The college-opportunity gap widens whenever a student from a low-income background does not go to college or falls short of finishing a degree. While many scholars agree the problem exists, there is also a research gap as to the causes and solutions.
American University’s new Center for Postsecondary Readiness and Success aims to close both gaps by partnering with high school counselors, postsecondary experts, and scholars around the nation to produce pioneering new research on ways to make higher education more available to underserved populations.
Housed in the School of Education (SOE), the center is the first of its kind to critically examine school counseling systems, college advising practices, systemic inequities, and other patterns that work against students from low-income backgrounds, new-majority and first-generation students, and students of color.
Part of the solution involves training more high school counselors, says Laura Owen, the center’s inaugural director. The national ratio of students to counselors is 482 to 1, according to the National Association for College Admission Counseling and the American School Counselor Association. Both organizations recommend a ratio of 250 to 1—a goal so far achieved only in the less populated states of New Hampshire, Vermont, and Wyoming.
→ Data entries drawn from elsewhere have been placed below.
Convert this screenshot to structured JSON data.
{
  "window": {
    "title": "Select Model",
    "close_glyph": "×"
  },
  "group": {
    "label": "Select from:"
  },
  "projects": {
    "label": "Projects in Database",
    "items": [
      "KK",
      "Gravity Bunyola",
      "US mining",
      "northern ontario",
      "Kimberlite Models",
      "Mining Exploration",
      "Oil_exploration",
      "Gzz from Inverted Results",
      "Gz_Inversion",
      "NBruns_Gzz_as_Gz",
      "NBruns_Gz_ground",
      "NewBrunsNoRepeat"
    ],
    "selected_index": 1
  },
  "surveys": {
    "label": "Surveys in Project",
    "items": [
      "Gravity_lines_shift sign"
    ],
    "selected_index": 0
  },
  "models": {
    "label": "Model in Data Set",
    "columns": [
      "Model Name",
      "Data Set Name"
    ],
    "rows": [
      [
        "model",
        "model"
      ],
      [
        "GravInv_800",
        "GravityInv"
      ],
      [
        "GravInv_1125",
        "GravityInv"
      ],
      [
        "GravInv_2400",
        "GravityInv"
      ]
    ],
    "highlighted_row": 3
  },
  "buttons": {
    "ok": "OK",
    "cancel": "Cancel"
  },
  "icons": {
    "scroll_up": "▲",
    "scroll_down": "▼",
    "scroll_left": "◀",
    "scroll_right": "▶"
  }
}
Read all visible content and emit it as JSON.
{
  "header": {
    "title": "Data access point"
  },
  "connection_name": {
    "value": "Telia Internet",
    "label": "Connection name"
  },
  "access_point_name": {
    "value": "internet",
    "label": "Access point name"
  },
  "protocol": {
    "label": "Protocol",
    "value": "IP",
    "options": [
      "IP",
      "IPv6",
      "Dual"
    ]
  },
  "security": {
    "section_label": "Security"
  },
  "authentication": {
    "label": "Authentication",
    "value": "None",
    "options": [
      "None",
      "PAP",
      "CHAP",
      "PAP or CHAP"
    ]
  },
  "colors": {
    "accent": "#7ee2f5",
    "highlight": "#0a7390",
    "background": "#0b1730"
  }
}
In addition to seeking better training for career guidance advisors and stronger financial aid support, the center helps students better prepare for college by texting them timely information as they need it. The UpNext texting program sends messages about everything from preparing for the SATs and ACTs to applying for financial aid. Through partnerships, the center is bringing messaging support to 3,500 rising DC college freshmen and 1,500 rising DC college sophomores.
All this research comes at a time when the number of young Americans who receive more education than their parents lags behind the numbers in many other countries.
Owen and SOE dean Cheryl Holcomb-McCoy have done extensive work addressing systemic college-opportunity challenges. Since launching the center, they have assembled an advisory board of more than 20 national experts from multiple fields. They bring concrete ideas for improving the odds of low-income, first-generation, and new-majority students getting into—and finishing—degree programs at two- and four-year institutions.
Guided by these education scholars, practitioners, and leaders, the center is looking at models of student support, such as school counseling and postsecondary advising, with the aim of introducing new frameworks for postsecondary success.
The center has defined its core goals: One is to identify common practitioner competencies that give students good postsecondary guidance. Another is to reimagine, reframe, and conduct interdisciplinary research on effective practices to support equitable student postsecondary exploration and planning.
Also on the agenda is to provide practitioners, families, and students with user-friendly reports containing information they need to improve postsecondary success. In the long term, it is about giving students tools and practices that can be replicated throughout US schools.
The center has already received three grants totaling more than $400,000 from Civic Nation, the Kresge Foundation, and Raise DC.
Owen and Holcomb-McCoy also are involved in the Reach Higher Initiative spearheaded by former first lady Michelle Obama. Its goal is to help students around the country continue their education beyond high school, whether through professional training programs, community colleges, or institutions offering four-year degrees.